There are two kinds of shareholder resolutions: ordinary and special.
Special resolutions, for example resolutions to amend the company’s constitution, require 75% support from shareholders.
Ordinary resolutions require a simple majority of 50% and can cover a broader range of issues.
Overseas, social and ethical resolutions are typically ordinary resolutions. This type of resolution does not require a change to a company’s constitution and is appropriate for targeting a single issue that shareholders would like to see better considered. International practice has demonstrated that institutional investors are much more comfortable supporting ordinary resolutions than amending company constitutions.
Shareholder Resolutions in Australia
Shareholder resolutions are relatively rare in Australia. During this century there have been over thirty shareholder resolutions with an environmental or social focus put forward at the AGMs of a number of Australia’s top 200 listed companies. Unlike standard practice in the USA, resolutions were not generally put forward multiple years in a row and no resolution was sponsored by a church or religious group.
ACCR has been involved in a test case against the Commonwealth Bank of Australia to establish better rights for Australian shareholders to move ordinary resolutions at company AGMs. Unfortunately, this has been unsuccessful.
The case against CBA was about clarifying that shareholders can express an opinion about the conduct of the company rather than about being able to direct the board. What the experience overseas shows is that shareholder democracy can be an important part of good corporate governance and does not impose an undue burden on companies but rather helps to ensure that they are responsive to the interests and values of their shareholders.
Nowadays, ACCR uses the ‘double barrel’ approach where two shareholder resolutions are filed with the first seeking an amendment to the constitution to allow for advisory resolutions, and the second being an advisory resolution on the relevant ESG issue. All proxies are allowed to vote on both resolutions. Although, formally-speaking, the second resolution isn’t considered unless the first resolution is passed, it is still published in the AGM agenda and considered by all investors and the level of proxy voting support for these advisory resolutions is still a very important indicator to how seriously a company will take these proposals.

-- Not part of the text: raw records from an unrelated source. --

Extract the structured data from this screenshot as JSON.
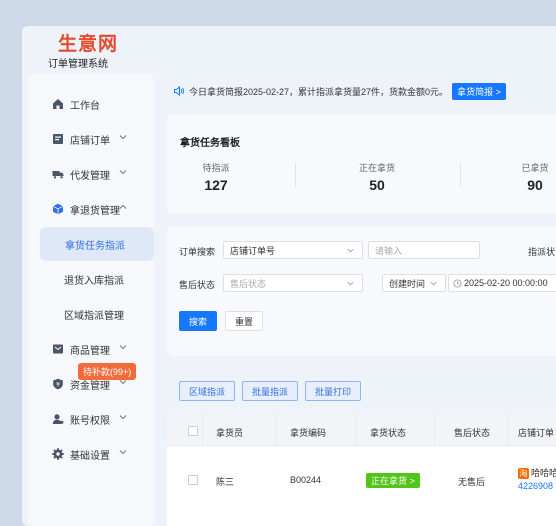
{
  "logo": {
    "main": "生意网",
    "sub": "订单管理系统"
  },
  "sidebar": {
    "items": [
      {
        "label": "工作台",
        "icon": "home-icon"
      },
      {
        "label": "店铺订单",
        "icon": "store-orders-icon"
      },
      {
        "label": "代发管理",
        "icon": "truck-icon"
      },
      {
        "label": "拿退货管理",
        "icon": "cube-icon"
      },
      {
        "label": "拿货任务指派",
        "sub": true,
        "active": true
      },
      {
        "label": "退货入库指派",
        "sub": true
      },
      {
        "label": "区域指派管理",
        "sub": true
      },
      {
        "label": "商品管理",
        "icon": "goods-icon"
      },
      {
        "label": "资金管理",
        "icon": "shield-icon"
      },
      {
        "label": "账号权限",
        "icon": "user-icon"
      },
      {
        "label": "基础设置",
        "icon": "gear-icon"
      }
    ],
    "badge": "待补款(99+)"
  },
  "notice": {
    "text": "今日拿货简报2025-02-27，累计指派拿货量27件，货款金额0元。",
    "button": "拿货简报 >"
  },
  "board": {
    "title": "拿货任务看板",
    "stats": [
      {
        "label": "待指派",
        "value": "127"
      },
      {
        "label": "正在拿货",
        "value": "50"
      },
      {
        "label": "已拿货",
        "value": "90"
      }
    ]
  },
  "filters": {
    "order_search_label": "订单搜索",
    "order_search_select": "店铺订单号",
    "order_search_placeholder": "请输入",
    "assign_status_label": "指派状",
    "after_sale_label": "售后状态",
    "after_sale_placeholder": "售后状态",
    "time_select": "创建时间",
    "date_value": "2025-02-20 00:00:00",
    "search_button": "搜索",
    "reset_button": "重置"
  },
  "actions": {
    "region_assign": "区域指派",
    "batch_assign": "批量指派",
    "batch_print": "批量打印"
  },
  "table": {
    "headers": [
      "拿货员",
      "拿货编码",
      "拿货状态",
      "售后状态",
      "店铺订单"
    ],
    "rows": [
      {
        "picker": "陈三",
        "code": "B00244",
        "status": "正在拿货 >",
        "after_sale": "无售后",
        "store_name": "哈哈哈",
        "store_order": "4226908"
      }
    ]
  },
  "colors": {
    "primary": "#1677ff",
    "green": "#52c41a",
    "badge": "#f26b3a",
    "logo": "#e64a2e"
  }
}
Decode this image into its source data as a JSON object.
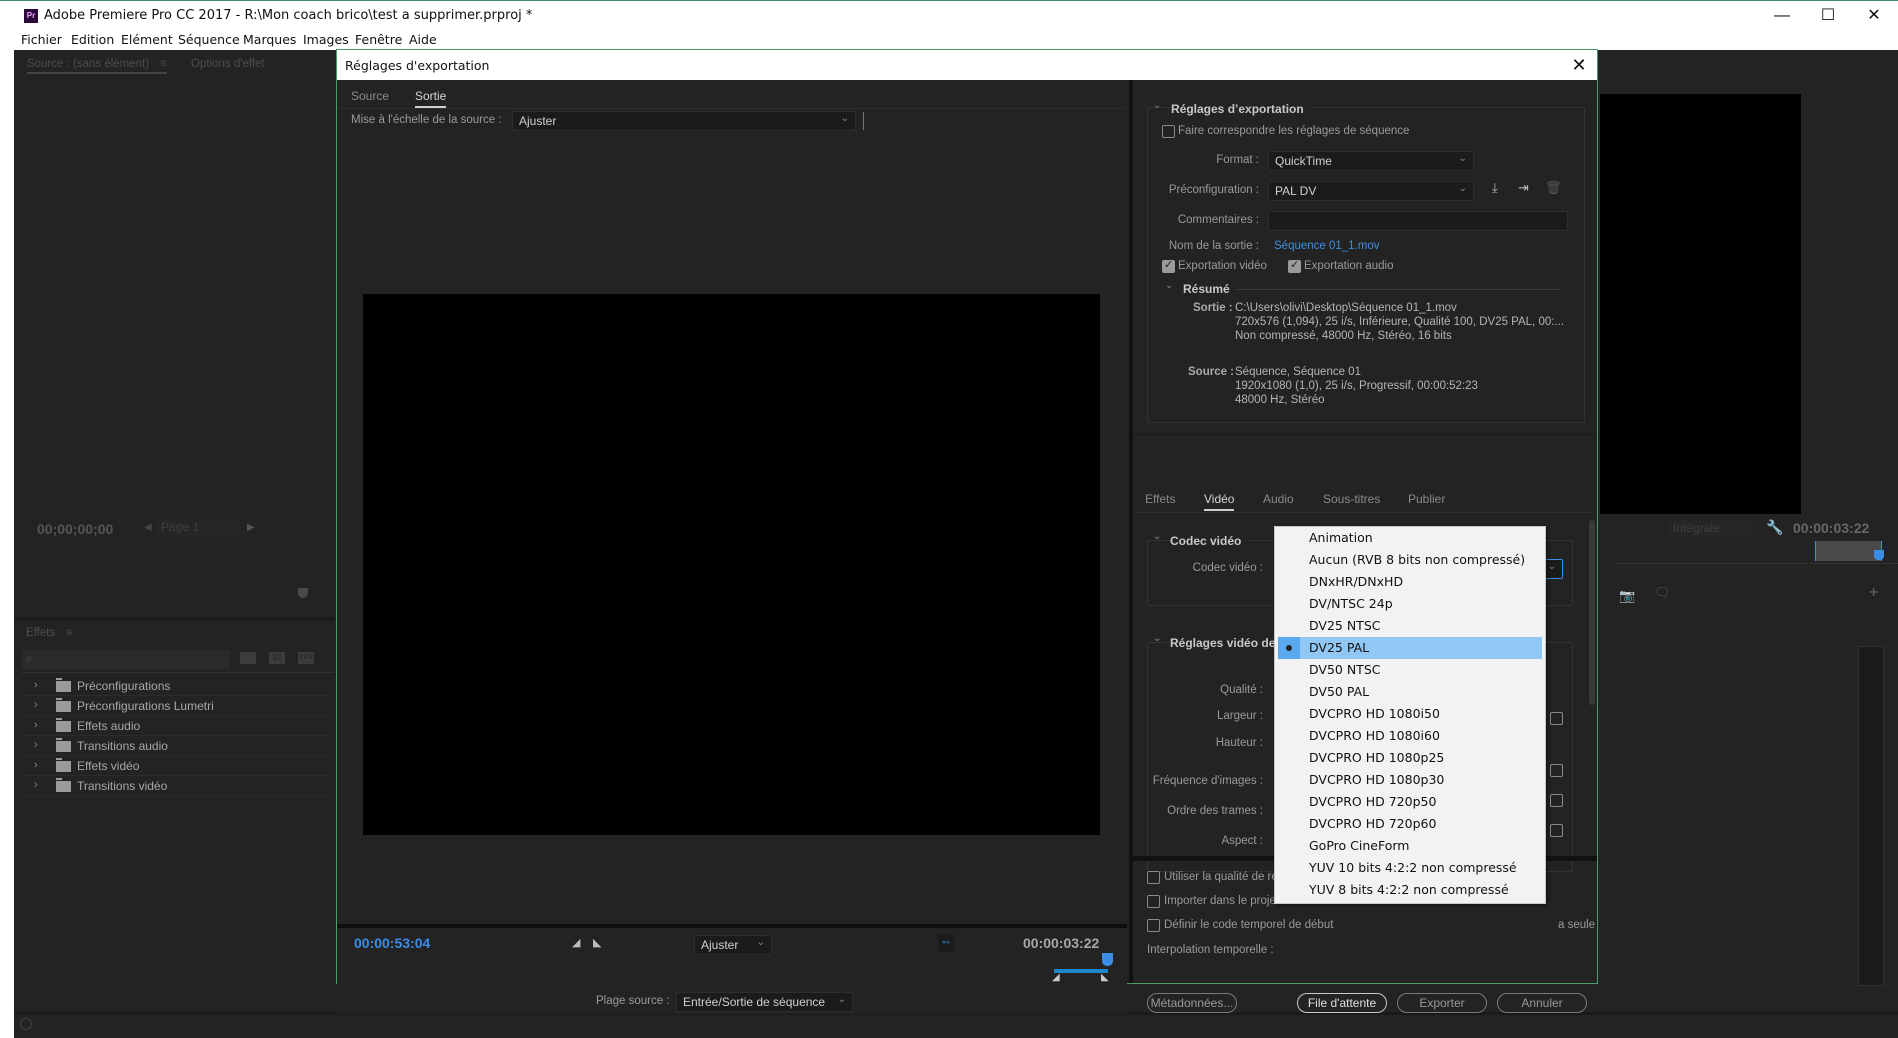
{
  "window": {
    "title": "Adobe Premiere Pro CC 2017 - R:\\Mon coach brico\\test a supprimer.prproj *",
    "app_icon_label": "Pr",
    "minimize_label": "—",
    "maximize_label": "☐",
    "close_label": "✕"
  },
  "menu": [
    "Fichier",
    "Edition",
    "Elément",
    "Séquence",
    "Marques",
    "Images",
    "Fenêtre",
    "Aide"
  ],
  "background_app": {
    "source_tab": "Source : (sans élément)",
    "source_menu_icon": "≡",
    "effect_options_tab": "Options d'effet",
    "source_timecode": "00;00;00;00",
    "page_select": "Page 1",
    "effects_tab": "Effets",
    "effects_menu_icon": "≡",
    "effects_tree": [
      {
        "label": "Préconfigurations",
        "icon": "folder-star-icon"
      },
      {
        "label": "Préconfigurations Lumetri",
        "icon": "folder-star-icon"
      },
      {
        "label": "Effets audio",
        "icon": "folder-icon"
      },
      {
        "label": "Transitions audio",
        "icon": "folder-icon"
      },
      {
        "label": "Effets vidéo",
        "icon": "folder-icon"
      },
      {
        "label": "Transitions vidéo",
        "icon": "folder-icon"
      }
    ],
    "effect_filter_badges": [
      "32",
      "YUV"
    ],
    "program_zoom": "Intégrale",
    "program_timecode": "00:00:03:22"
  },
  "dialog": {
    "title": "Réglages d'exportation",
    "close_label": "✕",
    "left": {
      "tabs": [
        {
          "label": "Source",
          "active": false
        },
        {
          "label": "Sortie",
          "active": true
        }
      ],
      "scale_label": "Mise à l'échelle de la source :",
      "scale_value": "Ajuster",
      "current_timecode": "00:00:53:04",
      "zoom_value": "Ajuster",
      "duration_timecode": "00:00:03:22",
      "source_range_label": "Plage source :",
      "source_range_value": "Entrée/Sortie de séquence"
    },
    "right": {
      "export_settings": {
        "title": "Réglages d’exportation",
        "match_sequence_label": "Faire correspondre les réglages de séquence",
        "match_sequence_checked": false,
        "format_label": "Format :",
        "format_value": "QuickTime",
        "preset_label": "Préconfiguration :",
        "preset_value": "PAL DV",
        "comments_label": "Commentaires :",
        "comments_value": "",
        "output_name_label": "Nom de la sortie :",
        "output_name_value": "Séquence 01_1.mov",
        "export_video_label": "Exportation vidéo",
        "export_video_checked": true,
        "export_audio_label": "Exportation audio",
        "export_audio_checked": true
      },
      "summary": {
        "title": "Résumé",
        "output_label": "Sortie :",
        "output_lines": [
          "C:\\Users\\olivi\\Desktop\\Séquence 01_1.mov",
          "720x576 (1,094), 25 i/s, Inférieure, Qualité  100, DV25 PAL, 00:...",
          "Non compressé, 48000  Hz, Stéréo, 16 bits"
        ],
        "source_label": "Source :",
        "source_lines": [
          "Séquence, Séquence 01",
          "1920x1080 (1,0), 25  i/s, Progressif, 00:00:52:23",
          "48000 Hz, Stéréo"
        ]
      },
      "tabs": [
        {
          "label": "Effets",
          "active": false
        },
        {
          "label": "Vidéo",
          "active": true
        },
        {
          "label": "Audio",
          "active": false
        },
        {
          "label": "Sous-titres",
          "active": false
        },
        {
          "label": "Publier",
          "active": false
        }
      ],
      "video_codec": {
        "title": "Codec vidéo",
        "codec_label": "Codec vidéo :",
        "codec_value": "DV25 PAL"
      },
      "basic_video": {
        "title": "Réglages vidéo de base",
        "fields": [
          "Qualité :",
          "Largeur :",
          "Hauteur :",
          "Fréquence d'images :",
          "Ordre des trames :",
          "Aspect :"
        ]
      },
      "bottom_options": [
        {
          "label": "Utiliser la qualité de rendu maximale",
          "checked": false
        },
        {
          "label": "Importer dans le projet",
          "checked": false
        },
        {
          "label": "Définir le code temporel de début",
          "checked": false,
          "trailing": "a seule"
        }
      ],
      "interpolation_label": "Interpolation temporelle :",
      "buttons": {
        "metadata": "Métadonnées...",
        "queue": "File d'attente",
        "export": "Exporter",
        "cancel": "Annuler"
      }
    },
    "codec_dropdown": {
      "selected": "DV25 PAL",
      "options": [
        "Animation",
        "Aucun (RVB 8 bits non compressé)",
        "DNxHR/DNxHD",
        "DV/NTSC 24p",
        "DV25 NTSC",
        "DV25 PAL",
        "DV50 NTSC",
        "DV50 PAL",
        "DVCPRO HD 1080i50",
        "DVCPRO HD 1080i60",
        "DVCPRO HD 1080p25",
        "DVCPRO HD 1080p30",
        "DVCPRO HD 720p50",
        "DVCPRO HD 720p60",
        "GoPro CineForm",
        "YUV 10 bits 4:2:2 non compressé",
        "YUV 8 bits 4:2:2 non compressé"
      ]
    }
  },
  "colors": {
    "accent_blue": "#3a8ee6",
    "link_blue": "#3d8fe0",
    "selection": "#91c7f5",
    "dialog_border": "#4b9a6a"
  }
}
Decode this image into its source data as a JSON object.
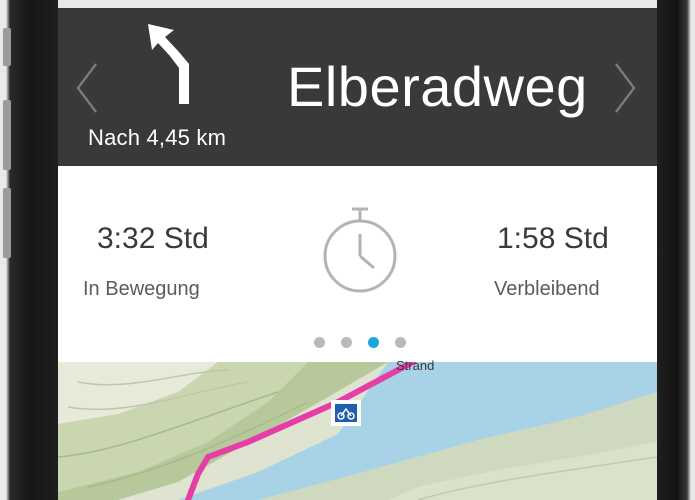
{
  "nav": {
    "street": "Elberadweg",
    "distance": "Nach 4,45 km",
    "turn_icon": "turn-left-arrow",
    "prev_icon": "chevron-left",
    "next_icon": "chevron-right"
  },
  "stats": {
    "left": {
      "value": "3:32 Std",
      "label": "In Bewegung"
    },
    "right": {
      "value": "1:58 Std",
      "label": "Verbleibend"
    },
    "center_icon": "stopwatch",
    "pager": {
      "count": 4,
      "active_index": 2
    }
  },
  "map": {
    "place_label": "Strand",
    "poi_icon": "bicycle-sign",
    "route_color": "#e63ea7",
    "river_color": "#a8d2e6"
  },
  "colors": {
    "header_bg": "#3b3938",
    "accent": "#1aa5dd"
  }
}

Shareholder Resolutions in other countries
Corporate democracy is an important part of responsible corporate governance in most developed countries. In the area of shareholder resolutions, Australia lags behind the rest of the world in terms of recognising shareholder rights as a report issued by the ACCR in 2014 demonstrates. In 2015 ACCR released a follow up report focusing on company reactions to environmental and social issues in other countries.
Most other developed countries allow some form of shareholder resolutions. The US, UK and Canada, in particular, have strong cultures of shareholder engagement, and shareholder resolutions are a longstanding and effective way for concerned shareholders to achieve change in the way a company does business.
Placing resolutions on the AGM agendas of large companies promotes awareness of important ESG issues, and helps to change corporate behaviour. Resolutions on issues from climate change to child sex trafficking have been considered at company general meetings. Even when a majority of shareholders voting in favour of a resolution is not achieved, companies will often change their practices in response to the continued public pressure brought about by shareholder resolutions.
In 2006, the UK amended their laws to make it explicit that shareholders can direct the conduct of the board of directors.
Shareholder advocacy and corporate democracy elsewhere
One of the dominant forces in climate shareholder activism in the US has been the Sisters of St Dominic. They authored and supported a climate change resolution, which has been put to numerous companies, 'to adopt quantitative goals, based on available technologies, for reducing total greenhouse gas emissions from the company's operations'. In 2011, eight companies (ConocoPhillips, Dominion Resources, Portland General, Kimco Realty, Lennar Corp, Ryland Group, Norfolk Southern and Exxon Mobil) had ‘industry customised’ variants of this resolution placed on their AGM. The average level shareholder support was 18.6% in favour.